ViacomCBS Offers Optimistic Outlook on Fall TV’s Return in Day 2 of Upfront Event

Virtual presentation focused on shows that still can't go into production

collage of CBS shows
CBS' fall schedule reveal featured show talent. ViacomCBS

Key insights:

ViacomCBS wants marketers to be optimistic about the return of CBS’ usual fall television lineup, even though production challenges remain an ongoing pain point for the television industry during the pandemic. Today, the media company pitched media planners and buyers on CBS’ fall schedule, but the entire lineup hinges on the hope that production, which shut down in March, will resume shortly and that new episodes will be ready to air later this year.

In the second presentation of the combined company’s two-day virtual upfront, ViacomCBS continued its business-as-usual message. On Monday, the company focused on its Viacom cable brands in a brief presentation underscoring the power of the combined portfolio in a prerecorded video that was focused on being “efficient and entertaining,” as ViacomCBS ad sales chief Jo Ann Ross previously told Adweek.

As opposed to Monday’s video, Tuesday’s presentation was absent of any ViacomCBS executives and instead showcased programming highlights from CBS properties.

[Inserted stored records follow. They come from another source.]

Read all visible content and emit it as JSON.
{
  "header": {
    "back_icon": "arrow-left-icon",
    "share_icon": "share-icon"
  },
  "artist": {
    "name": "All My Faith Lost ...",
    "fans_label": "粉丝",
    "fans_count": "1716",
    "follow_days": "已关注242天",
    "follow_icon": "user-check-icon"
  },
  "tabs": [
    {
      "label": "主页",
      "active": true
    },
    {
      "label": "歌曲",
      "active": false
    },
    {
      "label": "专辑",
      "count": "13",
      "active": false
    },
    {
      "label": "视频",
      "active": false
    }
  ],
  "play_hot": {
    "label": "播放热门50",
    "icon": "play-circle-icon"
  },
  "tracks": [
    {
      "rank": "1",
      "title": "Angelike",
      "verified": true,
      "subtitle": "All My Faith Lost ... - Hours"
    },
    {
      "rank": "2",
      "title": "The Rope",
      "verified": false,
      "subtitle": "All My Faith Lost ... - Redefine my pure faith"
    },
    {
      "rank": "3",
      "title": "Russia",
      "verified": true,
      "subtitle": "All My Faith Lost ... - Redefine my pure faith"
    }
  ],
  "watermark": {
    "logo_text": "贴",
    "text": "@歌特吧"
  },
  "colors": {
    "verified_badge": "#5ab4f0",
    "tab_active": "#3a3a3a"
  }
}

The 23-minute collection of sizzle reels and extended trailers for the new offerings from CBS and streaming service CBS All Access sent the message to marketers that CBS is optimistic its fall schedule will be largely unaffected by the production shutdown.

“Obviously, nobody knows for sure when things can get back to ‘normal,’” CBS Entertainment president Kelly Kahl told Adweek earlier today. “We are making preparations so that when we do get a green light to go into production, we will be ready.”

Some of those preparations include making sure shows are ready to turn around episodes quicker than normal to account for any delays. While there’s a contingency plan in place, according to Kahl, the details weren’t noted in today’s presentation.

The broadcaster is pitching two freshman series that will air this fall: the sitcom B Positive from Big Bang Theory co-creator Chuck Lorre, the pilot of which was completed prior to production shutdowns; and a reboot of the ’80s series The Equalizer, starring Queen Latifah. Other highlights pulled from a variety of tried-and-true returning series, as well as the new crime drama Clarice, a Silence of the Lambs sequel series that will begin airing midseason.

Adweek has detailed CBS’s entire fall schedule here.

ViacomCBS’ pitch to marketers also featured CBS News, whose reporting on the ongoing Covid-19 pandemic and the upcoming 2020 election was highlighted in a sizzle reel. And in a segment for CBS Sports, longtime sports broadcaster James Brown made a remote appearance to pitch marketers on upcoming live events including the PGA Tour and Super Bowl LV, which will air Feb. 7, 2021.

Those also come with an asterisk, though: The logistics around live sports remains unclear, although Brown emphasized audiences’ appetite for a quick return. “This season is our season, and CBS is ready to prove it,” Brown said.

The pitch this afternoon also highlighted existing and upcoming programming on streaming service CBS All Access, which is slowly bulking up its slate of originals for both ad-supported and ad-free viewing. The sizzle reel centered on hits like Star Trek: Picard and The Good Fight, but also included first-time footage of the upcoming Stephen King miniseries The Stand, which is slated to appear on the service later this year. CBS All Access is due for a revamp and refresh, which ViacomCBS CEO Bob Bakish has said will begin sometime this summer, but details on that effort remain under wraps.

It was ViacomCBS’ second presentation in as many days to marketers to emphasize that advertisers and CBS were “simply stronger” together, and represented the company’s best efforts at replicating the packed-hall upfront presentations that have been the industry norm.

The pitch, though, comes amid an incredibly difficult time for the television advertising market. Advertisers plan to spend about one-third less during this year’s upfront, according to a recent survey; at ViacomCBS, first-quarter ad revenue in its television entertainment segment decreased 30% year over year—a loss of $586 million due to a combination of CBS not airing the Super Bowl this year and the Covid-19-related cancellation of March Madness.

But as with the company’s optimism about its fall programming schedule, Ross is optimistic ad sales will improve. In a previous interview with Adweek, she expressed hope that the scatter market will pick up speed in the second half of the year as marketers right their ships.

Ross’s ad sales team is conducting follow-up roundtables with clients and agency partners in the coming weeks.

@kelseymsutton Kelsey Sutton is the streaming editor at Adweek, where she covers the business of streaming television.